  • "Persistent cookies" - These cookies stay on your computer or device after your browser has been closed and last for a time specified in the cookie. We use persistent cookies when we need to know who you are for more than one browsing session. For example, we use them to remember your preferences for the next time you visit.
  • "Web Beacons/Pixels" - Some of our web pages and emails may also contain small electronic images known as web beacons, clear GIFs or single-pixel GIFs. These images are placed on a web page or email and typically work in conjunction with cookies to collect data. We use these images to identify our users and user behavior, such as counting the number of users who have visited a web page or acted upon one of our email digests.

JD Supra Cookies. We place our own cookies on your computer to track certain information about you while you are using our Website and Services. For example, we place a session cookie on your computer each time you visit our Website. We use these cookies to allow you to log-in to your subscriber account. In addition, through these cookies we are able to collect information about how you use the Website, including what browser you may be using, your IP address, and the URL address you came from upon visiting our Website and the URL you next visit (even if those URLs are not on our Website). We also utilize email web beacons to monitor whether our emails are being delivered and read. We also use these tools to help deliver reader analytics to our authors to give them insight into their readership and help them to improve their content, so that it is most useful for our users.

Analytics/Performance Cookies. JD Supra also uses the following analytic tools to help us analyze the performance of our Website and Services as well as how visitors use our Website and Services:

  • HubSpot - For more information about HubSpot cookies, please visit
  • New Relic - For more information on New Relic cookies, please visit
  • Google Analytics - For more information on Google Analytics cookies, visit To opt-out of being tracked by Google Analytics across all websites visit This will allow you to download and install a Google Analytics cookie-free web browser.

Facebook, Twitter and other Social Network Cookies.
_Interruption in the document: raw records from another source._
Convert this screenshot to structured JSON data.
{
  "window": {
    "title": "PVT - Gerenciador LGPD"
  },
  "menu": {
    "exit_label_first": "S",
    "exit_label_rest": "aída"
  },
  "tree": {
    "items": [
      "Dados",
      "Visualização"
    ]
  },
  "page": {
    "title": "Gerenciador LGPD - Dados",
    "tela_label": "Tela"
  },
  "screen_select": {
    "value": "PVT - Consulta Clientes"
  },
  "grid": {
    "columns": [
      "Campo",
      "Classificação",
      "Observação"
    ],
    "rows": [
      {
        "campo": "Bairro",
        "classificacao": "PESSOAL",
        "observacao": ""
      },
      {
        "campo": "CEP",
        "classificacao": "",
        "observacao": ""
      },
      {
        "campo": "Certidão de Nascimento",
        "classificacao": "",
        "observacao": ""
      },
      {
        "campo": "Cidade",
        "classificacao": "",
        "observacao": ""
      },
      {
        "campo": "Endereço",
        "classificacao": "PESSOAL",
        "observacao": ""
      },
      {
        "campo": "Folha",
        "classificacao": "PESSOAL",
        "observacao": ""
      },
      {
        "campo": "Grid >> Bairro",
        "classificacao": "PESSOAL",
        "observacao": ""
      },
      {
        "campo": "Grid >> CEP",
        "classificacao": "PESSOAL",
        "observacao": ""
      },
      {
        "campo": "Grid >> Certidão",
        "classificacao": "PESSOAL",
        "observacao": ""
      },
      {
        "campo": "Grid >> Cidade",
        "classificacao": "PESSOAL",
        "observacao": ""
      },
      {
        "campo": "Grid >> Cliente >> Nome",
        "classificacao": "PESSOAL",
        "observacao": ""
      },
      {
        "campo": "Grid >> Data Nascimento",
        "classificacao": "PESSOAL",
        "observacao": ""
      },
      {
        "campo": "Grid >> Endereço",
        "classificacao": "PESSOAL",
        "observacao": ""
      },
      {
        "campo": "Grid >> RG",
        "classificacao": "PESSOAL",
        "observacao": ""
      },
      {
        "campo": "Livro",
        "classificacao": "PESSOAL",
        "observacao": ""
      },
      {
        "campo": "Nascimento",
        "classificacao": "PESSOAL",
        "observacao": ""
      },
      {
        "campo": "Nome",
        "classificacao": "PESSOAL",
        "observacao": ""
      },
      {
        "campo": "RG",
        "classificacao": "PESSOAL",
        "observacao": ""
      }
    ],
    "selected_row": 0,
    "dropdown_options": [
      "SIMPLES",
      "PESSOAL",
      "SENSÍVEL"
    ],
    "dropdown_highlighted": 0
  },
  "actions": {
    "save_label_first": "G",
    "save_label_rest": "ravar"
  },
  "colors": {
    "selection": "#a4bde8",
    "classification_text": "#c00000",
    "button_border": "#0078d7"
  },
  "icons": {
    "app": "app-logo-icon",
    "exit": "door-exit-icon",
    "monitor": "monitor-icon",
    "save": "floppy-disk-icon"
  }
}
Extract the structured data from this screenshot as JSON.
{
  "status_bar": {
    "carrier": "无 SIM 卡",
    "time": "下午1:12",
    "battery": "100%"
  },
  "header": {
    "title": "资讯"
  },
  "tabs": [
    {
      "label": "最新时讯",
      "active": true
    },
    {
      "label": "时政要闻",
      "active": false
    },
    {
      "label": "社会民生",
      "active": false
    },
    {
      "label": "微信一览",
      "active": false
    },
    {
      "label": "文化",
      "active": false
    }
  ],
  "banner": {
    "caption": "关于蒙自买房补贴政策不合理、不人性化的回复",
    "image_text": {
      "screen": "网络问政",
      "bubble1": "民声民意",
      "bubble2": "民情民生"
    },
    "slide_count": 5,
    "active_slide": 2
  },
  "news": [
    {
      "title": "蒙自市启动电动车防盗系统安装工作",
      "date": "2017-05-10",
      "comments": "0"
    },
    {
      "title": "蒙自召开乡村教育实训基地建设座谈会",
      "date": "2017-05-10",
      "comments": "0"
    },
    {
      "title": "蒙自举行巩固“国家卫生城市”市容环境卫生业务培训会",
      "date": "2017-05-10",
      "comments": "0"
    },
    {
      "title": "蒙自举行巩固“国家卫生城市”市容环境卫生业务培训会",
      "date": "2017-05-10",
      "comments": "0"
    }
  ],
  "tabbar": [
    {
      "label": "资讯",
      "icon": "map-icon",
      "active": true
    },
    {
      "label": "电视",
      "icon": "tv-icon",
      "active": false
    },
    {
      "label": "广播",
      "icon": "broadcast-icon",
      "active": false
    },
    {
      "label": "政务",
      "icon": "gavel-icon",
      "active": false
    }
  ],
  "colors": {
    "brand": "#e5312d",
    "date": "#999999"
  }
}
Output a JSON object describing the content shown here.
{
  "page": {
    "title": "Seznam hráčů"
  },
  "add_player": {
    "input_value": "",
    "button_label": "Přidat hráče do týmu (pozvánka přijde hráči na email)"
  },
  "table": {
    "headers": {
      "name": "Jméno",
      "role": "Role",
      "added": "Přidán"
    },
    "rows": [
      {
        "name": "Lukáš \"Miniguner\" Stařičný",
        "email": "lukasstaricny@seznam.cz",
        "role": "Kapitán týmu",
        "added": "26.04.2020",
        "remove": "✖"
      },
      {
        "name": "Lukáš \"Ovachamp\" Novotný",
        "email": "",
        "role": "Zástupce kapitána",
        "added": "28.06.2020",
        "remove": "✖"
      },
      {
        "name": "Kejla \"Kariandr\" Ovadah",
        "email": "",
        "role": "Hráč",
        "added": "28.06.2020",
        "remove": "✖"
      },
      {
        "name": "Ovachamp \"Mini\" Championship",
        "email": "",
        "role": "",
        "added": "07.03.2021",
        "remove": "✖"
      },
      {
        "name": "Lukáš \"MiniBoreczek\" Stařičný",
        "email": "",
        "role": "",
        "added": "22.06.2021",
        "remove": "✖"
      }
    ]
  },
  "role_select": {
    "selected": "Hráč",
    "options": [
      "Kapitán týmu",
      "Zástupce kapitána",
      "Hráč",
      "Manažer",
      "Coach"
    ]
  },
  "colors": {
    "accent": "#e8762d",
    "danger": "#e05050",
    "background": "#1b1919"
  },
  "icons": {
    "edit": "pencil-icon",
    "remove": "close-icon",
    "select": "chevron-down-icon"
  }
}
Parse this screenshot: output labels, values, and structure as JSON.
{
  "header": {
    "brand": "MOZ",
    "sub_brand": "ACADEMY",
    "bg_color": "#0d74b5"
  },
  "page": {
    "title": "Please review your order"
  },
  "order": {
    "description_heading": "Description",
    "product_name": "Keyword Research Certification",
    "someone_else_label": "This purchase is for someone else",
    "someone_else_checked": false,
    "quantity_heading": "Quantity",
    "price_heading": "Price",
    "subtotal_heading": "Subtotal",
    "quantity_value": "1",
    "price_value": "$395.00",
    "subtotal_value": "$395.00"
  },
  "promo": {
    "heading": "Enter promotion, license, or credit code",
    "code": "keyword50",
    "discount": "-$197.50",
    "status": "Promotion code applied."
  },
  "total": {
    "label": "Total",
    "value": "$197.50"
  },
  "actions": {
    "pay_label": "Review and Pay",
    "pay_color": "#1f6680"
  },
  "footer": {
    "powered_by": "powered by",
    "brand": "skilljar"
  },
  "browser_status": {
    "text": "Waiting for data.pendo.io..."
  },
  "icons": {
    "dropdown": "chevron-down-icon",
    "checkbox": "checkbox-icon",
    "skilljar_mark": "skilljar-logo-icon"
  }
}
Our content pages allow you to share content appearing on our Website and Services to your social media accounts through the "Like," "Tweet," or similar buttons displayed on such pages. To accomplish this Service, we embed code that such third party social networks provide and that we do not control. These buttons know that you are logged in to your social network account and therefore such social networks could also know that you are viewing the JD Supra Website.

Controlling and Deleting Cookies

If you would like to change how a browser uses cookies, including blocking or deleting cookies from the JD Supra Website and Services you can do so by changing the settings in your web browser. To control cookies, most browsers allow you to either accept or reject all cookies, only accept certain types of cookies, or prompt you every time a site wishes to save a cookie. It's also easy to delete cookies that are already saved on your device by a browser.

The processes for controlling and deleting cookies vary depending on which browser you use. To find out how to do so with a particular browser, you can use your browser's "Help" function or alternatively, you can visit which explains, step-by-step, how to control and delete cookies in most browsers.

Updates to This Policy

We may update this cookie policy and our Privacy Policy from time-to-time, particularly as technology changes. You can always check this page for the latest version. We may also notify you of changes to our privacy policy by email.

Contacting JD Supra

If you have any questions about how we use cookies and other tracking technologies, please contact us at:

- hide

This website uses cookies to improve user experience, track anonymous site usage, store authorization tokens and permit sharing on social media networks. By continuing to browse this website you accept the use of cookies. Click here to read more about how we use cookies.